Manslaughter is defined as an unlawful killing of a person that does not involve any premeditation and intent to kill or cause any harm. There isn’t any malice aforethought as well, meaning that the convict generally has no disregard or immoral thoughts for the overall humanity. So, even though manslaughter is a serious crime, it gets a lesser sentence and punishment than murder.
Manslaughter is further classified into two categories; voluntary and involuntary. The definitions of both these categories are detailed below.
Voluntary manslaughter is defined as the act of killing that occurs when the victim is provoked and he kills in the heat of that provocation. When someone or something becomes the reason for provoking the convict who then ends up killing someone, then it is not considered a first or second-degree murder. It is just the result of uncontrollable anger or human weakness.
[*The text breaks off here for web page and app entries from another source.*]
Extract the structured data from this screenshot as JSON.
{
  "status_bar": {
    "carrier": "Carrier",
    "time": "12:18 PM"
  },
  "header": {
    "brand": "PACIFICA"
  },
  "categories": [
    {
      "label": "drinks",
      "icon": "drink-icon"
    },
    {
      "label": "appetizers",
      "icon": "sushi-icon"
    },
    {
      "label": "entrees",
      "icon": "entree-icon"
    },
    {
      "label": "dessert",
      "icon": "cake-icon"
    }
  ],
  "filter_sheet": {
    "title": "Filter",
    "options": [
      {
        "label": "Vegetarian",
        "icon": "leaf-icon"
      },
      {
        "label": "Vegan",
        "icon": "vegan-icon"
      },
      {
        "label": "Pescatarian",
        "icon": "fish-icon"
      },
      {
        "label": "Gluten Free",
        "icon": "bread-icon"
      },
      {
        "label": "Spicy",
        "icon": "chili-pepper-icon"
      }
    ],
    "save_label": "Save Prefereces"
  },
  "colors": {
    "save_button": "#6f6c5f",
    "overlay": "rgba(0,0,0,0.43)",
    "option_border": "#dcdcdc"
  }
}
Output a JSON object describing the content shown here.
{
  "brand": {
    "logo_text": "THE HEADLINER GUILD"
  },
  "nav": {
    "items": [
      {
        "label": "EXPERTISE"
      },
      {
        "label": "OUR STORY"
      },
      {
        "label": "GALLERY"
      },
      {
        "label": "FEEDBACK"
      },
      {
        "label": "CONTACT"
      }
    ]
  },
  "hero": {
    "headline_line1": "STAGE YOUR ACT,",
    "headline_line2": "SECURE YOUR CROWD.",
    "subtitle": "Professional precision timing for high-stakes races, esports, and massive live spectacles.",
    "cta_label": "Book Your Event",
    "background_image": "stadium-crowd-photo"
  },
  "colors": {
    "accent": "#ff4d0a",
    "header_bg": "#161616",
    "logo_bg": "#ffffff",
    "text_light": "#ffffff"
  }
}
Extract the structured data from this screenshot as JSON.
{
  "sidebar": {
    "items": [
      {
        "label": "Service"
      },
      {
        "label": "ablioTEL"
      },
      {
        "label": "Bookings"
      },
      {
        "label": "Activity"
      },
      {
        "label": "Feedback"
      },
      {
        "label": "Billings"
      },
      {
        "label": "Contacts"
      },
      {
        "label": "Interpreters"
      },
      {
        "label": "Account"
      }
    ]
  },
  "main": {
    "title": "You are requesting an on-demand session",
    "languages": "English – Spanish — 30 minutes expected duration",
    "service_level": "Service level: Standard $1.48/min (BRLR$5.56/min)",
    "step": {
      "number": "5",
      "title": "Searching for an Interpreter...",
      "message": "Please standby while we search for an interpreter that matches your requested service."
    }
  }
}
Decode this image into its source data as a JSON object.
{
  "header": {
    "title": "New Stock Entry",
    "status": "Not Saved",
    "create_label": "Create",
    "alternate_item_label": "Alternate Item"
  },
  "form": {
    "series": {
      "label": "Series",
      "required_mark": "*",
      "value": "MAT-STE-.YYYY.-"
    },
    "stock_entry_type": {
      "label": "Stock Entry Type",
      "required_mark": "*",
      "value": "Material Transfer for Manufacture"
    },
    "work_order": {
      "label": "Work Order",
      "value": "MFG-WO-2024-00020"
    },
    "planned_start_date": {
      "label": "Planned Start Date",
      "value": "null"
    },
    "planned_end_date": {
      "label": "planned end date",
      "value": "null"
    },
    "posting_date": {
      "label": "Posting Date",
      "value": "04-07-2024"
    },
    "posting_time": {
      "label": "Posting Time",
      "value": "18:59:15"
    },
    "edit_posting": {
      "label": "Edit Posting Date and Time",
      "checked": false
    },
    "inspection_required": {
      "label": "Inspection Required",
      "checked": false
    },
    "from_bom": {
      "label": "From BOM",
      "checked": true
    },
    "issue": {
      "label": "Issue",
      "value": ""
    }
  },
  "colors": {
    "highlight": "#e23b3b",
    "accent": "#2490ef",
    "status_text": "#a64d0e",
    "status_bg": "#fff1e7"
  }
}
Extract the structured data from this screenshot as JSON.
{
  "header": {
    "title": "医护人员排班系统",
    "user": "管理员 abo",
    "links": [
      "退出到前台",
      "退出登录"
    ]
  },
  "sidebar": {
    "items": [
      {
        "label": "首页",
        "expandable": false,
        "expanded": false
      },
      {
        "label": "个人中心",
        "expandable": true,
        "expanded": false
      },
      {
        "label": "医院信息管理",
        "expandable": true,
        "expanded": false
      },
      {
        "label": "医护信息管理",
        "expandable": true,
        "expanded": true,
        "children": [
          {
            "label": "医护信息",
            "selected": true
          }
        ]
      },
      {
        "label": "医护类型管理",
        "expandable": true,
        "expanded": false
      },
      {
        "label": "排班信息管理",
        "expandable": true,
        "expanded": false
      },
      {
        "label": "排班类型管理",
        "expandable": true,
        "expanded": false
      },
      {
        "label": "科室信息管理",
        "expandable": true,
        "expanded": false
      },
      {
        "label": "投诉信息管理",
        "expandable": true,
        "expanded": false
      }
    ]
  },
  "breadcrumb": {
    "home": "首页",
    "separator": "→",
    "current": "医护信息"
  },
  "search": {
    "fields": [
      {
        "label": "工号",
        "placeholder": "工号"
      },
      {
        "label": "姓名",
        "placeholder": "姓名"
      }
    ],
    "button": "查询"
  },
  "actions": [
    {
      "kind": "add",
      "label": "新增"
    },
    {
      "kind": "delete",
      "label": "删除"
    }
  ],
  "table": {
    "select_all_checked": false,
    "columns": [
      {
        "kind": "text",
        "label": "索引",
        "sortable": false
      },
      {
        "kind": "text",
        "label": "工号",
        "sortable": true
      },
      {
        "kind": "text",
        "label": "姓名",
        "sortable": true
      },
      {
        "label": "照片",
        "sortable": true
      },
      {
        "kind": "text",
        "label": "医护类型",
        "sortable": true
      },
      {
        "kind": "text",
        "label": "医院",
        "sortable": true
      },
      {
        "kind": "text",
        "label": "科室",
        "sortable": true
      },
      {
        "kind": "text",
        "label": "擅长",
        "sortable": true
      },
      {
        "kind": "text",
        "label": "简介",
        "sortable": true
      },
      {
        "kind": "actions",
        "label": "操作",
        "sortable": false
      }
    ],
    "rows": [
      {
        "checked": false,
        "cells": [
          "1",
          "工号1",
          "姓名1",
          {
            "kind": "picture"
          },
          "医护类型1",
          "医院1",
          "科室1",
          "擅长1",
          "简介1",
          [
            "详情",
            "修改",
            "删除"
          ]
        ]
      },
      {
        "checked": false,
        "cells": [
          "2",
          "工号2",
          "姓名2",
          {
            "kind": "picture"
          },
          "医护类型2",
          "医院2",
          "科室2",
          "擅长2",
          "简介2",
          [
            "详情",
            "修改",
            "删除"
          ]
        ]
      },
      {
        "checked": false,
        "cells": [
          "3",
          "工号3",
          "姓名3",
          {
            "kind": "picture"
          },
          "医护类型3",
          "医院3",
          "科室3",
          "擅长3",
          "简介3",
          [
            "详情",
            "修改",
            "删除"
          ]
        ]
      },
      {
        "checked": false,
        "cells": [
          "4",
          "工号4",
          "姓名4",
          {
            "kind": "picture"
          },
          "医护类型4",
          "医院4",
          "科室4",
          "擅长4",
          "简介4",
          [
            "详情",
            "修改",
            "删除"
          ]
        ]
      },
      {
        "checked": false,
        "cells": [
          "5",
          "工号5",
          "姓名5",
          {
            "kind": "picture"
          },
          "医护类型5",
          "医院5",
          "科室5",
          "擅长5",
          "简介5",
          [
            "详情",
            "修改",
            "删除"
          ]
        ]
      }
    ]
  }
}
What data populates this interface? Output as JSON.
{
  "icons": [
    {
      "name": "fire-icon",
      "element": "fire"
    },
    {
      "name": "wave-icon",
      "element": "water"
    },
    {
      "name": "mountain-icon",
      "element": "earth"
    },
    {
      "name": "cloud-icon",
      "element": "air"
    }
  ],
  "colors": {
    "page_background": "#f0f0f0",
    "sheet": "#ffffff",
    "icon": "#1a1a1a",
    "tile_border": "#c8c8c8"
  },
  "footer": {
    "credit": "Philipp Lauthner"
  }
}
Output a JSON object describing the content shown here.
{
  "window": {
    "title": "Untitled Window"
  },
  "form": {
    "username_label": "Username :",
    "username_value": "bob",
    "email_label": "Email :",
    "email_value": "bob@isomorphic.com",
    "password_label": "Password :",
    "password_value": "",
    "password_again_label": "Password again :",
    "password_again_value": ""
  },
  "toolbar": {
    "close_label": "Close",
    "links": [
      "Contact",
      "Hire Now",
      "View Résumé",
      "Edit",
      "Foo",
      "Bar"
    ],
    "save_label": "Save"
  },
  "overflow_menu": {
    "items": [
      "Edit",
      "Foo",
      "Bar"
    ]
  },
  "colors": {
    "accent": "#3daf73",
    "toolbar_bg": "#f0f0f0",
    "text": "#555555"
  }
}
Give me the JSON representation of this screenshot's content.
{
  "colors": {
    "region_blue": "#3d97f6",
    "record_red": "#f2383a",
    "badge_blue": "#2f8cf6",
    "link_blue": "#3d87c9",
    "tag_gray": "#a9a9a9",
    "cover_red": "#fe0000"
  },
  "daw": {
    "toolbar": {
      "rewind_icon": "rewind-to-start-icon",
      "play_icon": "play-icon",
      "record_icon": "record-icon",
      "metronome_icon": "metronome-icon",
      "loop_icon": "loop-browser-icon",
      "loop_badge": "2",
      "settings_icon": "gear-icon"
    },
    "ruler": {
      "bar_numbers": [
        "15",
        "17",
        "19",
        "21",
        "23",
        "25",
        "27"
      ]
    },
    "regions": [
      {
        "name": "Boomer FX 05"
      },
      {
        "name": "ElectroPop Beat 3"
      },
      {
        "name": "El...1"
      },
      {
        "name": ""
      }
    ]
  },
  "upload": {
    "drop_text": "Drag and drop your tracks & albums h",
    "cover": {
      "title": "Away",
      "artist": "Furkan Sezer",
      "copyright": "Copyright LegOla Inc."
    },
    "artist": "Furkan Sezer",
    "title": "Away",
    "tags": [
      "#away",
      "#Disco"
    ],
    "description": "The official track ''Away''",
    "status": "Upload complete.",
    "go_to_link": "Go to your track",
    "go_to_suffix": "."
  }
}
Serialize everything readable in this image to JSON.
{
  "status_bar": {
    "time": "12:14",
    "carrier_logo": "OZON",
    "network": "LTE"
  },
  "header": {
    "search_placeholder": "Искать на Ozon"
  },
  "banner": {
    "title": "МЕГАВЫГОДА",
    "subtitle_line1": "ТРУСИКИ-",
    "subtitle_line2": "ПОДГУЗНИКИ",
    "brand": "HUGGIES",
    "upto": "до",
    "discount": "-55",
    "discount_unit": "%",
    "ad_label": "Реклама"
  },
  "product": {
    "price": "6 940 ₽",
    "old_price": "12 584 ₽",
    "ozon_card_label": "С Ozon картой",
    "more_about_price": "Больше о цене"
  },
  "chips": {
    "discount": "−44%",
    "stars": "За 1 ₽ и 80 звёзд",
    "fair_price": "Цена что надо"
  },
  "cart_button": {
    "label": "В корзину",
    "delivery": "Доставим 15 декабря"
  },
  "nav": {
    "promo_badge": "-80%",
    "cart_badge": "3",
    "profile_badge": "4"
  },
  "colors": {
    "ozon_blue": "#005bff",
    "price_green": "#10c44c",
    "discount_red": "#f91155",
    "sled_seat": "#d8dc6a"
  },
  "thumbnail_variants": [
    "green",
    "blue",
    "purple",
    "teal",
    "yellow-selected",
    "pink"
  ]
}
To understand voluntary manslaughter better, here is an example. A person arrives home to see his girlfriend cheating on him with someone else, and he might get frustrated to the extent that he ends up killing his girlfriend or her new lover. The law or jury might decide to involve such cases in voluntary manslaughter.
Involuntary manslaughter involves cases of unintentional homicide that are the result of criminal negligence or reckless conduct. It is basically the consequence of the accidental actions of the convict. For example, if the reckless driving of the convict can result in the death of someone, it might be a case of involuntary manslaughter, depending on certain aspects looked at by the law. There is no intent or premeditation involved in such cases.
Manslaughter sentencing and penalties
There is no death sentence for manslaughter crimes, but the convicts of such crimes often end up getting a prison time. Sentences and penalties for manslaughter might vary in different states and according to their laws. Different circumstances are also taken into account by the jurisdiction. The penalty for manslaughter can range from three to ten years, or more or less in some cases.
Murder is a serious offense, no matter what form or degree it may be. Hope you got your answer to what is 1st, 2nd and 3rd degree murder. This article has deeply explained all the three degrees of murder, the important aspects and elements for each degree and what penalties are given for such crimes.
Life is so unpredictable, there are times when people end up killing someone without any kind of intention. In order to avoid such situations, it is best to always be aware of laws and regulations regarding murder and also take help from a criminal lawyer who better understands such situations in any case. It is our responsibility as a citizen to understand such situations so that we can help ourselves and others as well, at the time of need.